Their problem is that the city council’s role is to represent the interests of the local community, which would instead prefer to open up and share the land, and a community building it would like to develop, as resources for all. In this case it looks likely that the St Leonards community could raise the funds necessary to achieve its vision, provided the price of the land doesn’t soar as a result of the council approving the developer’s proposals.

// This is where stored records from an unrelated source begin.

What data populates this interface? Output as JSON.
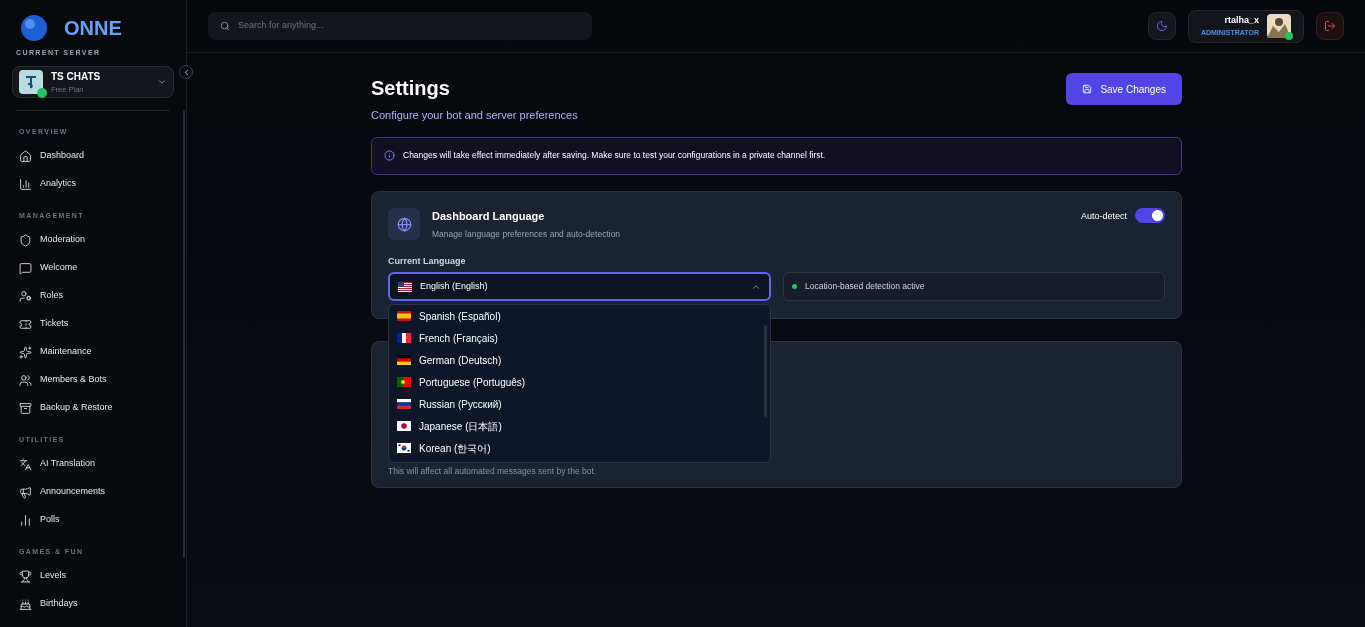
{
  "brand": {
    "name": "ONNE"
  },
  "server": {
    "section_label": "CURRENT SERVER",
    "name": "TS CHATS",
    "plan": "Free Plan",
    "online": true
  },
  "sidebar": {
    "sections": [
      {
        "label": "OVERVIEW",
        "items": [
          "Dashboard",
          "Analytics"
        ]
      },
      {
        "label": "MANAGEMENT",
        "items": [
          "Moderation",
          "Welcome",
          "Roles",
          "Tickets",
          "Maintenance",
          "Members & Bots",
          "Backup & Restore"
        ]
      },
      {
        "label": "UTILITIES",
        "items": [
          "AI Translation",
          "Announcements",
          "Polls"
        ]
      },
      {
        "label": "GAMES & FUN",
        "items": [
          "Levels",
          "Birthdays"
        ]
      }
    ]
  },
  "search": {
    "placeholder": "Search for anything..."
  },
  "user": {
    "name": "rtalha_x",
    "role": "ADMINISTRATOR",
    "online": true
  },
  "page": {
    "title": "Settings",
    "subtitle": "Configure your bot and server preferences",
    "save_button": "Save Changes"
  },
  "notice": "Changes will take effect immediately after saving. Make sure to test your configurations in a private channel first.",
  "language_card": {
    "title": "Dashboard Language",
    "subtitle": "Manage language preferences and auto-detection",
    "auto_detect": {
      "label": "Auto-detect",
      "on": true
    },
    "field_label": "Current Language",
    "value": {
      "kind": "us",
      "label": "English (English)"
    },
    "expanded": true,
    "detection": "Location-based detection active",
    "options": [
      {
        "kind": "es",
        "label": "Spanish (Español)",
        "selected": false
      },
      {
        "kind": "fr",
        "label": "French (Français)",
        "selected": false
      },
      {
        "kind": "de",
        "label": "German (Deutsch)",
        "selected": false
      },
      {
        "kind": "pt",
        "label": "Portuguese (Português)",
        "selected": false
      },
      {
        "kind": "ru",
        "label": "Russian (Русский)",
        "selected": false
      },
      {
        "kind": "jp",
        "label": "Japanese (日本語)",
        "selected": false
      },
      {
        "kind": "kr",
        "label": "Korean (한국어)",
        "selected": false
      }
    ]
  },
  "second_card": {
    "note": "This will affect all automated messages sent by the bot."
  }
}
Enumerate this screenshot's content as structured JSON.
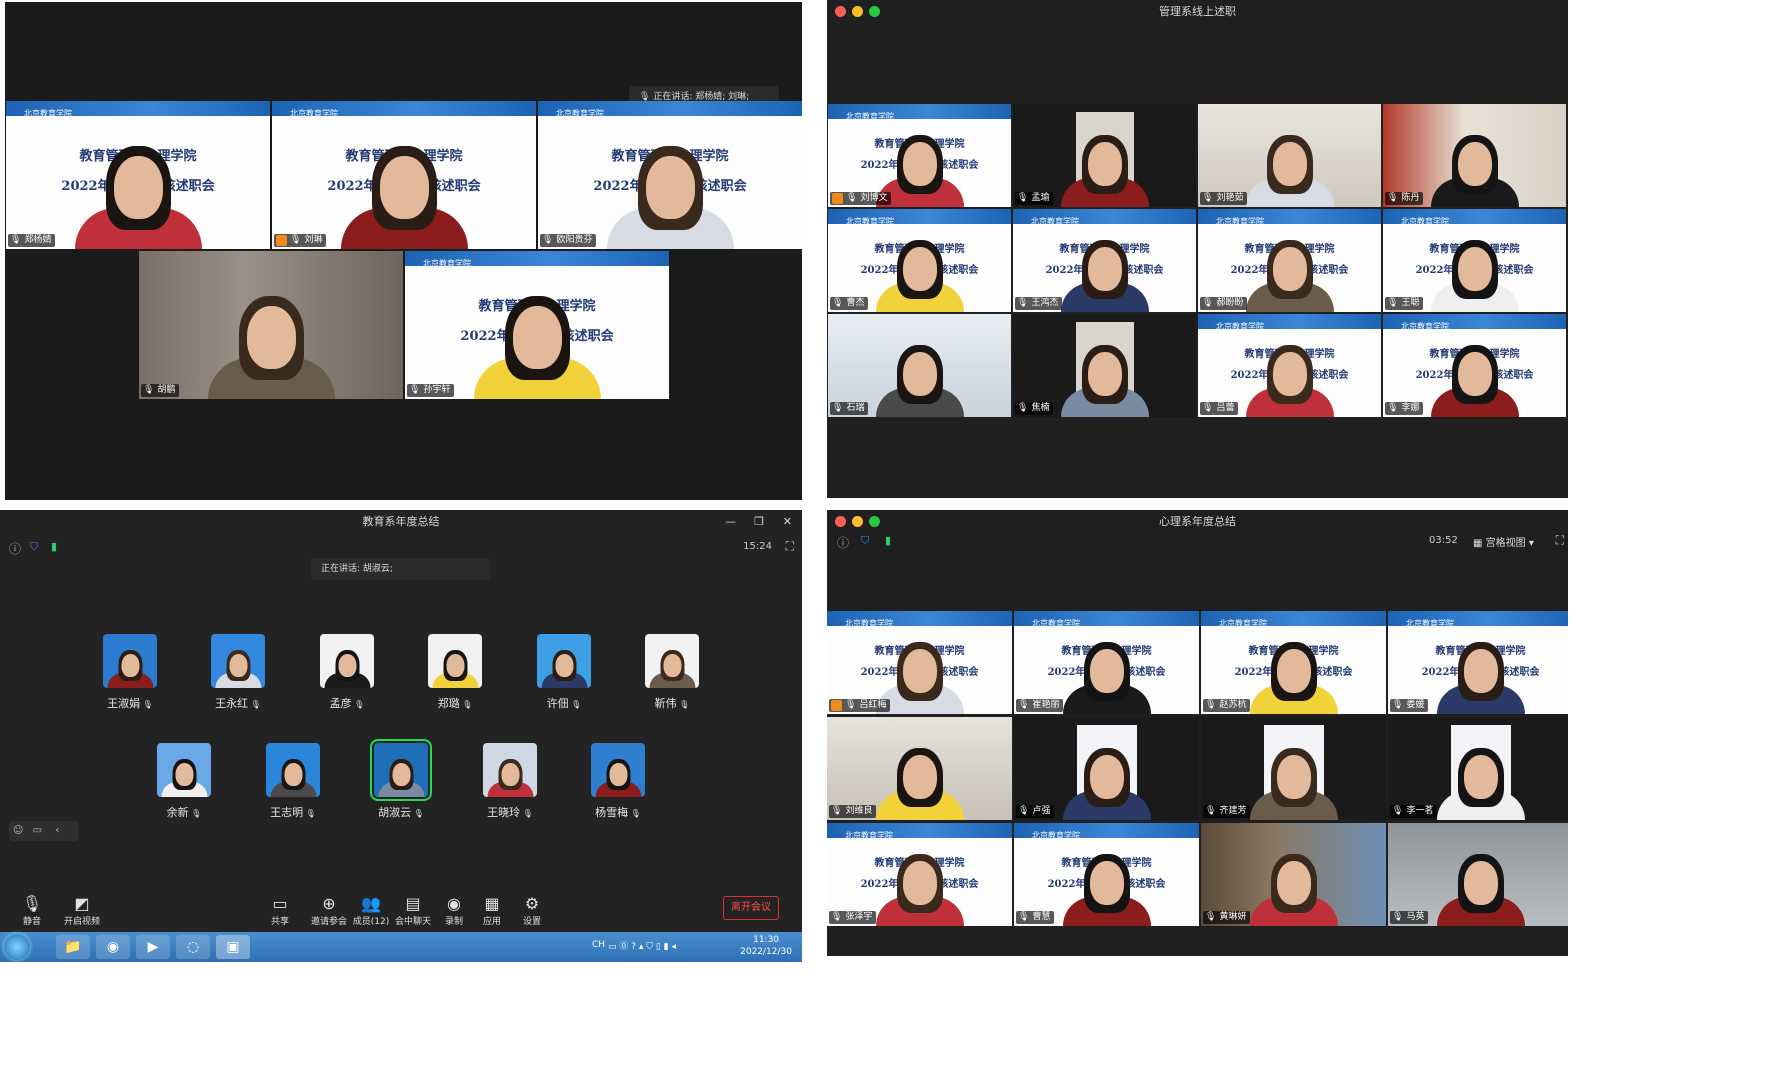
{
  "panel1": {
    "speaking_text": "正在讲话: 郑杨婧; 刘琳;",
    "slide": {
      "header": "北京教育学院",
      "line1": "教育管理与心理学院",
      "line2": "2022年度教师考核述职会"
    },
    "tiles": [
      {
        "name": "郑杨婧",
        "host": false
      },
      {
        "name": "刘琳",
        "host": true
      },
      {
        "name": "欧阳贵芬",
        "host": false
      },
      {
        "name": "胡鹏",
        "host": false
      },
      {
        "name": "孙宇轩",
        "host": false
      }
    ]
  },
  "panel2": {
    "title": "管理系线上述职",
    "tiles": [
      {
        "name": "刘博文",
        "host": true
      },
      {
        "name": "孟瑜"
      },
      {
        "name": "刘艳茹"
      },
      {
        "name": "陈丹"
      },
      {
        "name": "曹杰"
      },
      {
        "name": "王鸿杰"
      },
      {
        "name": "郝盼盼"
      },
      {
        "name": "王聪"
      },
      {
        "name": "石瑞"
      },
      {
        "name": "焦楠"
      },
      {
        "name": "吕蕾"
      },
      {
        "name": "李娜"
      }
    ]
  },
  "panel3": {
    "title": "教育系年度总结",
    "time": "15:24",
    "speaking_text": "正在讲话: 胡淑云;",
    "participants": [
      "王淑娟",
      "王永红",
      "孟彦",
      "郑璐",
      "许佃",
      "靳伟",
      "余新",
      "王志明",
      "胡淑云",
      "王晓玲",
      "杨雪梅"
    ],
    "toolbar": {
      "mute": "静音",
      "video": "开启视频",
      "share": "共享",
      "invite": "邀请参会",
      "members": "成员(12)",
      "chat": "会中聊天",
      "record": "录制",
      "apps": "应用",
      "settings": "设置",
      "leave": "离开会议"
    },
    "taskbar": {
      "lang": "CH",
      "clock_time": "11:30",
      "clock_date": "2022/12/30"
    }
  },
  "panel4": {
    "title": "心理系年度总结",
    "time": "03:52",
    "view_label": "宫格视图",
    "tiles": [
      {
        "name": "吕红梅",
        "host": true
      },
      {
        "name": "崔艳丽"
      },
      {
        "name": "赵苏杭"
      },
      {
        "name": "娄媛"
      },
      {
        "name": "刘维良"
      },
      {
        "name": "卢强"
      },
      {
        "name": "齐建芳"
      },
      {
        "name": "李一茗"
      },
      {
        "name": "张泽宇"
      },
      {
        "name": "曹慧"
      },
      {
        "name": "黄琳妍"
      },
      {
        "name": "马英"
      }
    ]
  },
  "colors": {
    "panel_bg": "#1b1b1b",
    "active_border": "#23d959",
    "host_badge": "#f08a1c",
    "leave_red": "#e02e2e",
    "slide_blue": "#1d63b3",
    "slide_text": "#233a74"
  }
}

The situation is made more acute by the fact that the main beneficiary of planning gain would be the site owner, an organisation that is soon to leave the city, and by its statement that it will simply withdraw the land from sale if planning consent cannot be obtained and wait until circumstances are more favourable towards its development. This would leave it enclosed and inaccessible until the maximum possible profit might be realised from its eventual sale. ERADE has form on this: it tried and failed to develop the same site a decade ago, and has been sitting on it since.
St Leonard’s Neighbourhood Association has been advised by a local surveyor that Mount Radford Lawn is worth around £150,000 without planning permission, but that it is likely ERADE has been offered more than £1.5 million, possibly as much as £2 million, for the site with planning consent. With this sort of money at stake, it is unlikely these proposals will fall at the first hurdle. The question is how the city council’s planning team will deal with them later, at appeal.
Jemima Moore said: “If permission to build houses on Mount Radford Lawn is granted, a historic green space will go from being a resource the community could potentially afford to own and share, through fundraising and donations, to a private asset that is permanently beyond the community’s reach. It is clear that the best use of the site would be as a community resource, providing sports facilities for schools and clubs, a place for community groups to meet, and a green space managed to maximise biodiversity in the area.”
“The Deaf Academy are hoping that the city council will grant planning permission for luxury houses at Mount Radford Lawn, greatly increasing its value to them and their developers. But the potential for community benefit at Mount Radford Lawn is priceless.”